Data items:
= Beginning of Section =

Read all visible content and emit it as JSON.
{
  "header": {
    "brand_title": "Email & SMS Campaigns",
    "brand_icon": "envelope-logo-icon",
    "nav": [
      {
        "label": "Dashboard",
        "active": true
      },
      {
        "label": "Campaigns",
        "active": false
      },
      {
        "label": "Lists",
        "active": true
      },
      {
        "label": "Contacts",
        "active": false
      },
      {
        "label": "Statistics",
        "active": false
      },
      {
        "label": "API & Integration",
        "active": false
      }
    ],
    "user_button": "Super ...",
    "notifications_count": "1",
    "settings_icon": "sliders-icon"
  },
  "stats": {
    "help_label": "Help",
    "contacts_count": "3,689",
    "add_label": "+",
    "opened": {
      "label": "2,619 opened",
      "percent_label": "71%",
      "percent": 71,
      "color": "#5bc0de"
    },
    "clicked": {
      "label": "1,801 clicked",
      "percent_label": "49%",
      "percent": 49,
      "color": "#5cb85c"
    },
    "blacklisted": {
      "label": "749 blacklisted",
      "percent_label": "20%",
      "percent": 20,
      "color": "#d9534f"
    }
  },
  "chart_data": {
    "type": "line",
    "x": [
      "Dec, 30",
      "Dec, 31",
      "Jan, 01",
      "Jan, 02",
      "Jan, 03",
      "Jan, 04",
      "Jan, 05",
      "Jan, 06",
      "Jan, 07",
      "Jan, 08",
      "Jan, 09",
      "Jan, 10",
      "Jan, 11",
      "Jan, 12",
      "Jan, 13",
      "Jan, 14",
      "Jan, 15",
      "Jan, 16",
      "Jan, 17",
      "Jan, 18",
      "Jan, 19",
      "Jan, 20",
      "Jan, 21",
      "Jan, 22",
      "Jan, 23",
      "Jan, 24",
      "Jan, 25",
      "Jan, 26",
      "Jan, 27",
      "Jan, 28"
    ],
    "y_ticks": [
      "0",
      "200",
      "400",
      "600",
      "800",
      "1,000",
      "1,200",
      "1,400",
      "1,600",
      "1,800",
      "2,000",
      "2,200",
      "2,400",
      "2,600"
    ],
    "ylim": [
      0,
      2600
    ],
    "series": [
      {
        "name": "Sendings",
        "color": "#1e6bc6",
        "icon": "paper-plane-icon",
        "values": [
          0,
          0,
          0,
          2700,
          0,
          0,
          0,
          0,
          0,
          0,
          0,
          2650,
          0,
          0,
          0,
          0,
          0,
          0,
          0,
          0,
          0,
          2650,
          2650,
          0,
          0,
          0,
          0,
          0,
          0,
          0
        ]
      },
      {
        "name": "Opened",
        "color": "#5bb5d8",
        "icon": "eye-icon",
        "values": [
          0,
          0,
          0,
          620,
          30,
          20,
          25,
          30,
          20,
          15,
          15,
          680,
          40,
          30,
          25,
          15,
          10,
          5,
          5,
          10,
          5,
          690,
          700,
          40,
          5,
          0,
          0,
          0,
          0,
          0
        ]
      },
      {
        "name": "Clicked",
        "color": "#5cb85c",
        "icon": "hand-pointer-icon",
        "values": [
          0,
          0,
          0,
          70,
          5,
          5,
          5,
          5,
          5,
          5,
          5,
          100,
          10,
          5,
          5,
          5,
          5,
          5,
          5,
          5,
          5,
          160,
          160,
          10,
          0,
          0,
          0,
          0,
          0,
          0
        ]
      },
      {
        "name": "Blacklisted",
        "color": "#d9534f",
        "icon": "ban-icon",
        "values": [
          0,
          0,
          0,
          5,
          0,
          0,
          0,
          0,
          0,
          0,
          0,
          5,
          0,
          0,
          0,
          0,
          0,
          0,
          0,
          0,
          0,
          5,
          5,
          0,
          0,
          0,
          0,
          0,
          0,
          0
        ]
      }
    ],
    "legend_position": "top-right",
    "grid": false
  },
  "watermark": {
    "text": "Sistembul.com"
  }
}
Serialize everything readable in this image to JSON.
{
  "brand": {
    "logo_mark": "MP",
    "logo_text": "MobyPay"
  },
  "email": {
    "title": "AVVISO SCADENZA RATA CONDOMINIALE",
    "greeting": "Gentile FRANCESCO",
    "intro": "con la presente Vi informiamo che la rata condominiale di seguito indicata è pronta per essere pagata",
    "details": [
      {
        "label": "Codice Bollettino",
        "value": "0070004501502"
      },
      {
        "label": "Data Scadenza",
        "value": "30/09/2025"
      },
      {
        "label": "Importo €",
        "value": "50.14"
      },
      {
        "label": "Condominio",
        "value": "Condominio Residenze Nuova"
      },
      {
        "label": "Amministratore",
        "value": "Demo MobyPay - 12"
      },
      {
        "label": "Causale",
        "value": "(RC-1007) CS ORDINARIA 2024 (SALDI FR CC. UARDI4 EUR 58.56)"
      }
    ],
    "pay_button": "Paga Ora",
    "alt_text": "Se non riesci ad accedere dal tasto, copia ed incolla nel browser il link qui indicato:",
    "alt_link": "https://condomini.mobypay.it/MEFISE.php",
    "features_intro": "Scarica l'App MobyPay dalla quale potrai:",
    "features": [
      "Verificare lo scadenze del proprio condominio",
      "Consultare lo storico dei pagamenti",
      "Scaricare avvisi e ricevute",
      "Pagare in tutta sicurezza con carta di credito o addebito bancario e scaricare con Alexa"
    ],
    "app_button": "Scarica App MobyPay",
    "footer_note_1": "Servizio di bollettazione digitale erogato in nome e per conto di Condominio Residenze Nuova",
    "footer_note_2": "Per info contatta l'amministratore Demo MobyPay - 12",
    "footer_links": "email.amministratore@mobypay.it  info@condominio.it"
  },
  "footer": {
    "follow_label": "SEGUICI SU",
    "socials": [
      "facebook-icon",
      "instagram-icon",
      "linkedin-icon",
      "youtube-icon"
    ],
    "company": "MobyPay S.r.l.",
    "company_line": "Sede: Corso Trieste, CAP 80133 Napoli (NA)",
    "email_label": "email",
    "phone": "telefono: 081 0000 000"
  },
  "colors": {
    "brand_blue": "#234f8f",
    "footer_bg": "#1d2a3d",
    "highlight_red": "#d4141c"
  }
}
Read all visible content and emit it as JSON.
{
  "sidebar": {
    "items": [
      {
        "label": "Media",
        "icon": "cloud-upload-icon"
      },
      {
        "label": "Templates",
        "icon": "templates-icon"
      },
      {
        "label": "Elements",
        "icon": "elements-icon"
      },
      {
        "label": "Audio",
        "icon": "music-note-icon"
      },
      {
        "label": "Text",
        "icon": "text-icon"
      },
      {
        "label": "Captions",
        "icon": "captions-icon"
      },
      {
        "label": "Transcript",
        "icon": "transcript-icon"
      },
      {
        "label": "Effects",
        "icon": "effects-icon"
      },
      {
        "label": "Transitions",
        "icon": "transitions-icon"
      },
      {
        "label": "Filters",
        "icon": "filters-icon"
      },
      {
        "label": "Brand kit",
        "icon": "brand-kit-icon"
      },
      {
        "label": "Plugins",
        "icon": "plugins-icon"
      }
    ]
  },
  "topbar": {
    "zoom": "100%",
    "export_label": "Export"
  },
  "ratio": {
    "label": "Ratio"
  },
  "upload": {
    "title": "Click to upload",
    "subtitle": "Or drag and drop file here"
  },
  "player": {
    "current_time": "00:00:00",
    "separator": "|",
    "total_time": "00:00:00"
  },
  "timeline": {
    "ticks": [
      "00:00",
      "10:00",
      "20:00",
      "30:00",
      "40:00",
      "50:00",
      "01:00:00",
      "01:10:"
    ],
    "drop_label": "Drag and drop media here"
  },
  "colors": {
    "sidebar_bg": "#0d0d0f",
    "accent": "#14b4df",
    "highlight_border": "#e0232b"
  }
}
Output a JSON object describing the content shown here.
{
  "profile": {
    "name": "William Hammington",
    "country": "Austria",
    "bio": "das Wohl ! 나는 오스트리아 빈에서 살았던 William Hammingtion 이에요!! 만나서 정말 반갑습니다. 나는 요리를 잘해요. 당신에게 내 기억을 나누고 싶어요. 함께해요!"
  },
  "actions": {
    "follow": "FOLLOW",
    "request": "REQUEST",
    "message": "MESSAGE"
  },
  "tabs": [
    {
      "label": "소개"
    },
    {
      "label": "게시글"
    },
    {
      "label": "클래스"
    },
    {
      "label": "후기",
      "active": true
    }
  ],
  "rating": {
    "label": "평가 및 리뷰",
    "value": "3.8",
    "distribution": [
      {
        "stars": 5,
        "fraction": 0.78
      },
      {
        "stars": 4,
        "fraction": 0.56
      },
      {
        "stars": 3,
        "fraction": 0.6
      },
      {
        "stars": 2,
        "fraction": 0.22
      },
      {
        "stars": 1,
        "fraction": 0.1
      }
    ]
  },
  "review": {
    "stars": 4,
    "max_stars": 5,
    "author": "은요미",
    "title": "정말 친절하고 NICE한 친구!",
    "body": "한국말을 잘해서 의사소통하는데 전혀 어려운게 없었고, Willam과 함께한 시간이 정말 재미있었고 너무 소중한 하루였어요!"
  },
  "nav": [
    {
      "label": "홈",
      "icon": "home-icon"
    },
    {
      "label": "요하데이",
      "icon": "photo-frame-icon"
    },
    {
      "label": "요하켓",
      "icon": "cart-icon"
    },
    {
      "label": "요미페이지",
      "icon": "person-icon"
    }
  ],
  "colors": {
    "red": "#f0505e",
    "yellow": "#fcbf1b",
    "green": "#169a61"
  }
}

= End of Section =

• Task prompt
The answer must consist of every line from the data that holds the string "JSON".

• Answer to this task
Read all visible content and emit it as JSON.
Serialize everything readable in this image to JSON.
Read all visible content and emit it as JSON.
Output a JSON object describing the content shown here.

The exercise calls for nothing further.